Directions for this task:
Your task is to repeat the entries exactly. Leave the pictures out.

Records contained in a dataset
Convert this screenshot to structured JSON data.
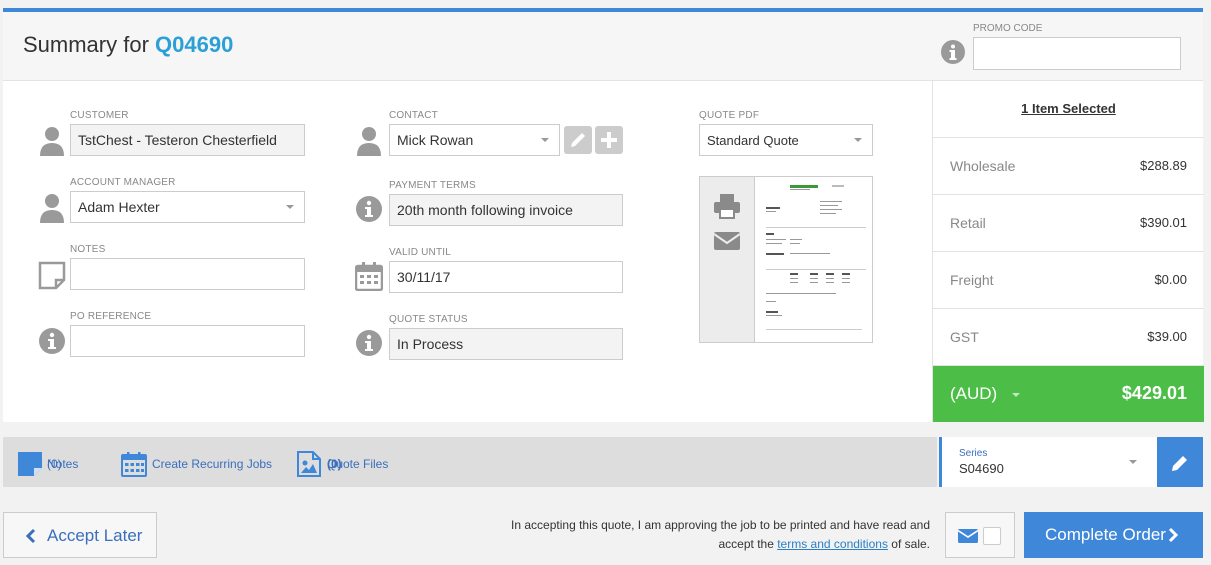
{
  "header": {
    "title_prefix": "Summary for",
    "quote_id": "Q04690",
    "promo_label": "PROMO CODE",
    "promo_value": ""
  },
  "form": {
    "customer": {
      "label": "CUSTOMER",
      "value": "TstChest - Testeron Chesterfield"
    },
    "account_manager": {
      "label": "ACCOUNT MANAGER",
      "value": "Adam Hexter"
    },
    "notes": {
      "label": "NOTES",
      "value": ""
    },
    "po_reference": {
      "label": "PO REFERENCE",
      "value": ""
    },
    "contact": {
      "label": "CONTACT",
      "value": "Mick Rowan"
    },
    "payment_terms": {
      "label": "PAYMENT TERMS",
      "value": "20th month following invoice"
    },
    "valid_until": {
      "label": "VALID UNTIL",
      "value": "30/11/17"
    },
    "quote_status": {
      "label": "QUOTE STATUS",
      "value": "In Process"
    },
    "quote_pdf": {
      "label": "QUOTE PDF",
      "value": "Standard Quote"
    }
  },
  "totals": {
    "items_selected": "1 Item Selected",
    "rows": [
      {
        "label": "Wholesale",
        "value": "$288.89"
      },
      {
        "label": "Retail",
        "value": "$390.01"
      },
      {
        "label": "Freight",
        "value": "$0.00"
      },
      {
        "label": "GST",
        "value": "$39.00"
      }
    ],
    "currency": "(AUD)",
    "grand_total": "$429.01"
  },
  "toolbar": {
    "notes": "Notes",
    "notes_count": "(0)",
    "recurring": "Create Recurring Jobs",
    "quote_files": "Quote Files",
    "quote_files_count": "(0)"
  },
  "series": {
    "label": "Series",
    "value": "S04690"
  },
  "footer": {
    "accept_later": "Accept Later",
    "terms_text_1": "In accepting this quote, I am approving the job to be printed and have read and accept the",
    "terms_link": "terms and conditions",
    "terms_text_2": "of sale.",
    "complete_order": "Complete Order"
  },
  "colors": {
    "accent": "#3f87d9",
    "total_green": "#4cbe48",
    "quote_id": "#2b9fd6"
  }
}
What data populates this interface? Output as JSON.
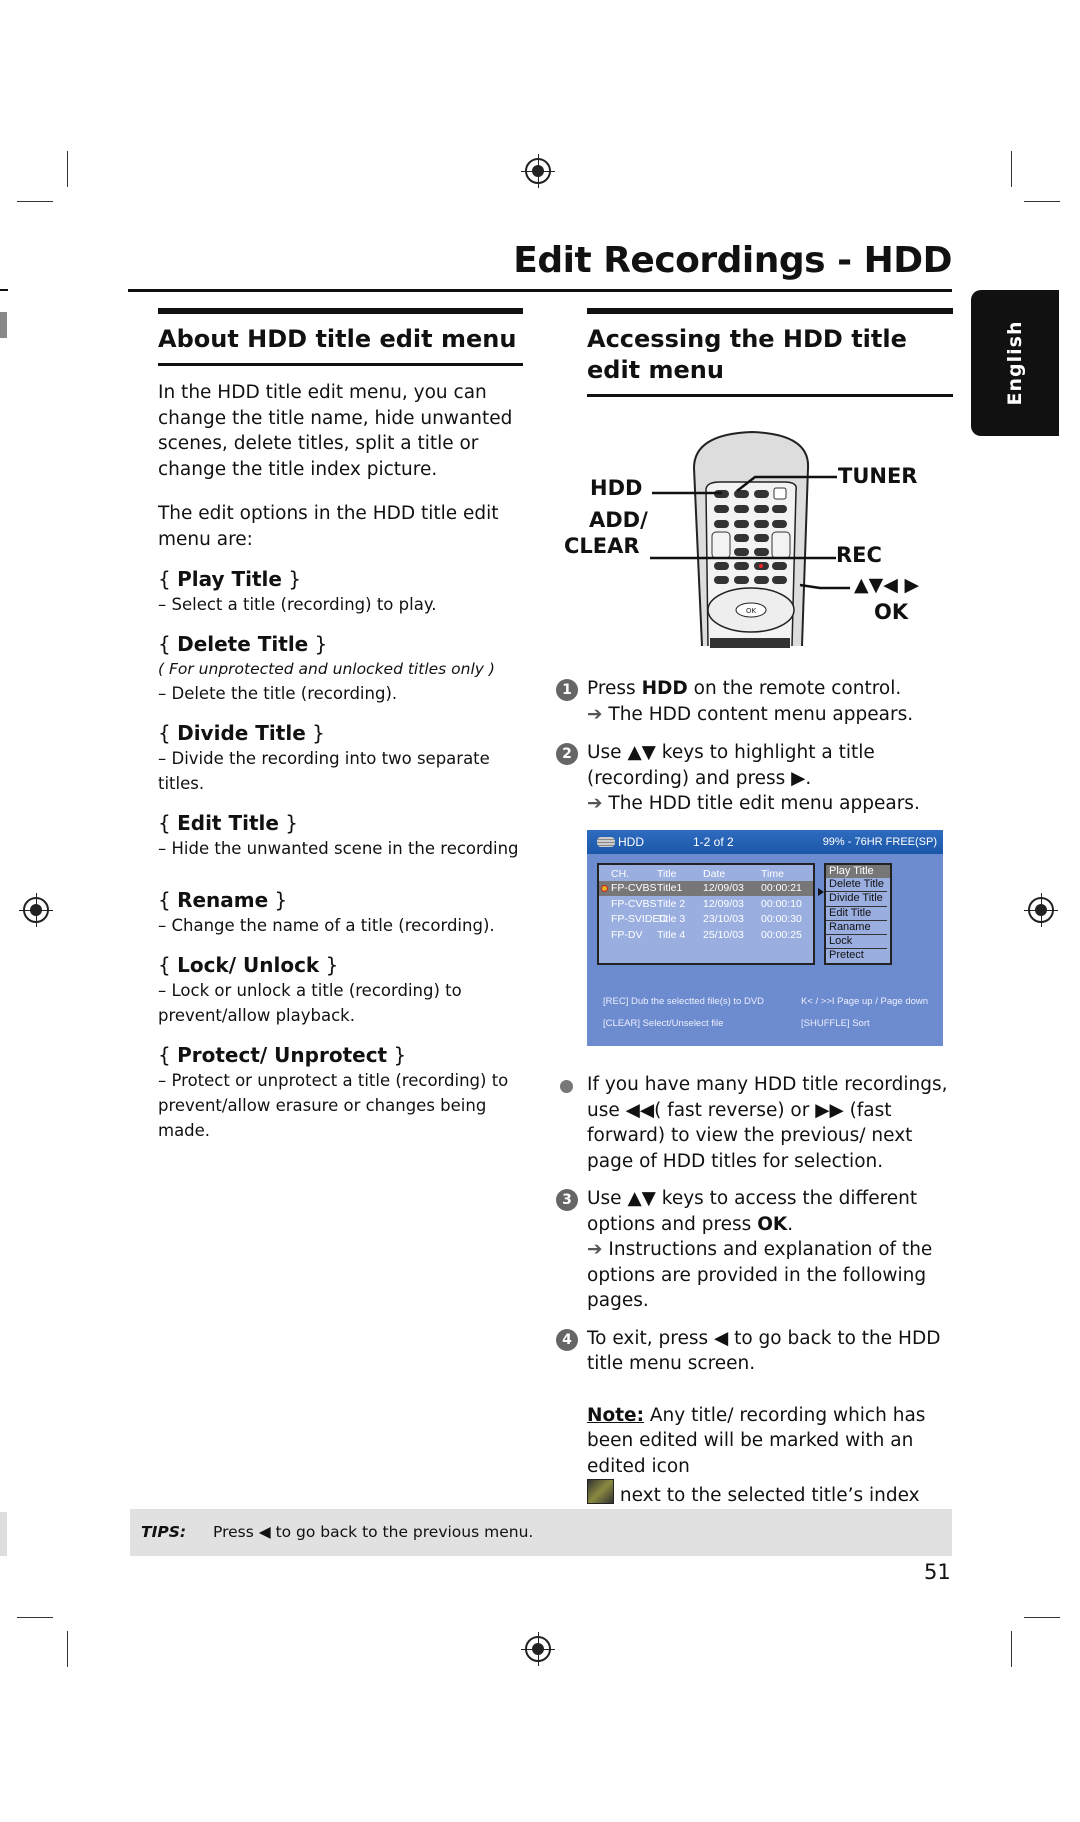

Result of the exercise:
Convert this screenshot to structured JSON data.
{
  "header": {
    "title_prefix": "Summary for",
    "quote_id": "Q04690",
    "promo_label": "PROMO CODE",
    "promo_value": ""
  },
  "form": {
    "customer": {
      "label": "CUSTOMER",
      "value": "TstChest - Testeron Chesterfield"
    },
    "account_manager": {
      "label": "ACCOUNT MANAGER",
      "value": "Adam Hexter"
    },
    "notes": {
      "label": "NOTES",
      "value": ""
    },
    "po_reference": {
      "label": "PO REFERENCE",
      "value": ""
    },
    "contact": {
      "label": "CONTACT",
      "value": "Mick Rowan"
    },
    "payment_terms": {
      "label": "PAYMENT TERMS",
      "value": "20th month following invoice"
    },
    "valid_until": {
      "label": "VALID UNTIL",
      "value": "30/11/17"
    },
    "quote_status": {
      "label": "QUOTE STATUS",
      "value": "In Process"
    },
    "quote_pdf": {
      "label": "QUOTE PDF",
      "value": "Standard Quote"
    }
  },
  "totals": {
    "items_selected": "1 Item Selected",
    "rows": [
      {
        "label": "Wholesale",
        "value": "$288.89"
      },
      {
        "label": "Retail",
        "value": "$390.01"
      },
      {
        "label": "Freight",
        "value": "$0.00"
      },
      {
        "label": "GST",
        "value": "$39.00"
      }
    ],
    "currency": "(AUD)",
    "grand_total": "$429.01"
  },
  "toolbar": {
    "notes": "Notes",
    "notes_count": "(0)",
    "recurring": "Create Recurring Jobs",
    "quote_files": "Quote Files",
    "quote_files_count": "(0)"
  },
  "series": {
    "label": "Series",
    "value": "S04690"
  },
  "footer": {
    "accept_later": "Accept Later",
    "terms_text_1": "In accepting this quote, I am approving the job to be printed and have read and accept the",
    "terms_link": "terms and conditions",
    "terms_text_2": "of sale.",
    "complete_order": "Complete Order"
  },
  "colors": {
    "accent": "#3f87d9",
    "total_green": "#4cbe48",
    "quote_id": "#2b9fd6"
  }
}
What data populates this interface? Output as JSON.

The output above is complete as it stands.